As a pi newby, I recently purchased a pi v4 with 4 Gig ram. I tried raspian, and found it to be not so stable for my day to day rummaging around on the net.I squirrelled around and have found manjaro xfce to be a pleasing runner. It seems to retain all the adjustments and alterations that I may make whereas raspian failed. I am a bit of an arch fan, and may try the arch version as well.
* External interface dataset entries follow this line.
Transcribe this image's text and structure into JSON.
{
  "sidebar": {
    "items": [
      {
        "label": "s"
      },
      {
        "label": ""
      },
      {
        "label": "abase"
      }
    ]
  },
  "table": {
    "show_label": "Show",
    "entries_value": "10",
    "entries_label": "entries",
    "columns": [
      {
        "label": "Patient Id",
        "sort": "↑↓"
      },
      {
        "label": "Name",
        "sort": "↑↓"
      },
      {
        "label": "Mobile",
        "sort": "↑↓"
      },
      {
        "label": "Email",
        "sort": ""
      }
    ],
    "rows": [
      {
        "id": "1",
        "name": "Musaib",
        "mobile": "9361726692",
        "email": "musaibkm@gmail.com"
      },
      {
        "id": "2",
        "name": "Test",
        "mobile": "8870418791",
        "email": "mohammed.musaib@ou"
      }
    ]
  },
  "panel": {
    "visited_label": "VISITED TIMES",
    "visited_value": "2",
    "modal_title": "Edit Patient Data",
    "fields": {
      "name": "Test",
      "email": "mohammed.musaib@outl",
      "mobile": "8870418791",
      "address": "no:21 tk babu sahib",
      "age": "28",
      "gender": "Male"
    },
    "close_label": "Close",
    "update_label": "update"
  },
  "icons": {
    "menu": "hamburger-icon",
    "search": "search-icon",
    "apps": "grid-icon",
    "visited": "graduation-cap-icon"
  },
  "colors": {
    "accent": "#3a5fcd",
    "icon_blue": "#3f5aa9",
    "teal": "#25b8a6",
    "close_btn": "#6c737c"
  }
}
Most pleased with my acquisition.Over heating on larger progects is a bit of a problem, but have ordered a new case and fan assembly to hopefully over come that.I use this as a desktop only at this time.

Reece John avatar

Let me start off with stating that I own 8 raspberry Pi’s.
I do like them and use them in my home automation
But in my opinion a good desktop replacement would have the ability to connect a Bluetooth noise canceling headset with a microphone that is easily configurable using the manufacturer’s standard distro.
In my opinion a good desktop replacement would have a 64 bit operating system distro from the manufacturer capable of running modern 64 bit IDEs.

Alexa avatar

I’ve been using one as a full desktop since Pi3, now Pi4. Now
I am looking for a Laptop version to go on the road with.

Frits Schouten avatar

I just got myself a Pi4(2GiB), installed Kubuntu 19.10 with KDE Plasma version 5.16.5 and Kernel Version 5.3.0-1012-raspi2 (64bit). It’s quicker than my ‘Shuttle’.
The main reason I got it is for processing audio from my NOAA satellite receiver and present the images on my server.
I like the KDE desktop which is nearly as snappy as my ‘big’ computer.
I still have a bit of work to do to get WxToIMG to work.

LudwigIII avatar

I also used the Pi4 as desktop computer. It worked pretty well, if certain things are taken care of, e.g. a case with active cooling.
Also regarding software setup, I gave some hints which make it easier to change from a Windows desktop to Raspbian.
You could find the stuff at the website https://raspi4.wordpress.com/the-raspberry-pi4-as-desktop-computer/

Ankjit Budha avatar

I’ve been using one as a full desktop since Pi3, now Pi4.
I am looking for a Laptop version to go on the road with.

Comments are closed